Safflower (Carthamus tinctorius) LC
The petals of the safflower plant (Carthamus tinctorius L.) contain several yellow dyes, but most famous is its red dye, carthamin, which has been used as a red colorant for textiles and cosmetics, especially in Asia, for centuries. Carthamin is isolated by washing safflower petals extensively with water to remove the yellow dyes, extracting the insoluble red pigment into an alkaline solution and then precipitating the red dye itself by acidification with citric or acetic acid (e.g., from lemon juice, vinegar, etc.) Often the dye is further purified by adsorption onto cotton or other substances, from which it can be re-extracted and then used for dyeing .
In the Asian tradition, safflower was usually used with a yellow dye, usually one that contains berberine, to dye a deep red-color .
Summary of results
safflower sample (~0.1g) from Tanakano, Japan was extracted with 1 mL methanol: (v:v=1:1). Then the upper 30 μl of solution was removed for HPLC-DAD-MS analysis (20 μl was injected).
[[|600px|center|Absorbance at 350nm (mAU)]]
 Jan Wouters, Cecily Grzywacz, A. Claro, Markers for Identification of Faded Safflower (Carthamus tinctorius L.) Colorants by HPLC-PDA-MS, Studies in Conservation, 2010, 55, 186-203.

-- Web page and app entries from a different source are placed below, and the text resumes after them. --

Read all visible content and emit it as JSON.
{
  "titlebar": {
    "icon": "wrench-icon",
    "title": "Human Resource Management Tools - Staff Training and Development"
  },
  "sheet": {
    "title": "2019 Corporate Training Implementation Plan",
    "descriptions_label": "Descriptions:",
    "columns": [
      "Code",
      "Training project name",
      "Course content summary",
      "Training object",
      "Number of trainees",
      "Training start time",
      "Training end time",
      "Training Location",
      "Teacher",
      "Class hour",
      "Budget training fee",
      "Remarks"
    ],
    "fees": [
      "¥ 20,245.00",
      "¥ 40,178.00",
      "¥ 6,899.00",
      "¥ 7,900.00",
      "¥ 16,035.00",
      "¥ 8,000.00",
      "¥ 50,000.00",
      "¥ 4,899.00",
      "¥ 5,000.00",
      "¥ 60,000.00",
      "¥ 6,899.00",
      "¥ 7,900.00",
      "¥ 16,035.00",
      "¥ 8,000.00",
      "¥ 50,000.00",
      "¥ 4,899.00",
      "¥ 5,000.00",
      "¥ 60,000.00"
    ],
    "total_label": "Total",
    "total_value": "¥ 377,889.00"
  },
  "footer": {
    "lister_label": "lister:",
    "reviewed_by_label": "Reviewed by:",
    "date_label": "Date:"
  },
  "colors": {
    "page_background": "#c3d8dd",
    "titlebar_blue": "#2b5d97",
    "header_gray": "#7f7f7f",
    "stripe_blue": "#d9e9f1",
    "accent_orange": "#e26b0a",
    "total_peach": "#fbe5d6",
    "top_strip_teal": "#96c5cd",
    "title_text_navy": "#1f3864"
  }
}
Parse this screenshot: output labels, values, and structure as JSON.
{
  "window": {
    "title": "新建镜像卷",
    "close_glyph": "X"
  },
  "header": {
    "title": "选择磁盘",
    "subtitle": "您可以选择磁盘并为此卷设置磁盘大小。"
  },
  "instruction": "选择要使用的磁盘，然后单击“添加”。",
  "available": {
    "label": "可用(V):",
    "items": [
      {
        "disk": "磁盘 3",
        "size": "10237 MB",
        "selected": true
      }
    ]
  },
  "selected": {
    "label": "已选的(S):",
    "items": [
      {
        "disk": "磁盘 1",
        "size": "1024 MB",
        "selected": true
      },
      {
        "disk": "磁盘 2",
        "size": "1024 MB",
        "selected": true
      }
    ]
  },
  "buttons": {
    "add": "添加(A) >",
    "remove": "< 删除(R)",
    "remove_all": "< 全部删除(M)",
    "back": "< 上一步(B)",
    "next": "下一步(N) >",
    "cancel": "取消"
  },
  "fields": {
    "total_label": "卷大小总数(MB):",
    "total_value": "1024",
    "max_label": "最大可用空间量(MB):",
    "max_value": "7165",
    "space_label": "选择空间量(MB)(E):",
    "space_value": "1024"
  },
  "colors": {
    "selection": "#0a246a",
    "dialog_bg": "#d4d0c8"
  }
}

 Richard A. Laursen and Chika Mouri "Decomposition and analysis of cathamin in safflower-dyed textiles", e-Preservation Science 2013, 10, 35-37.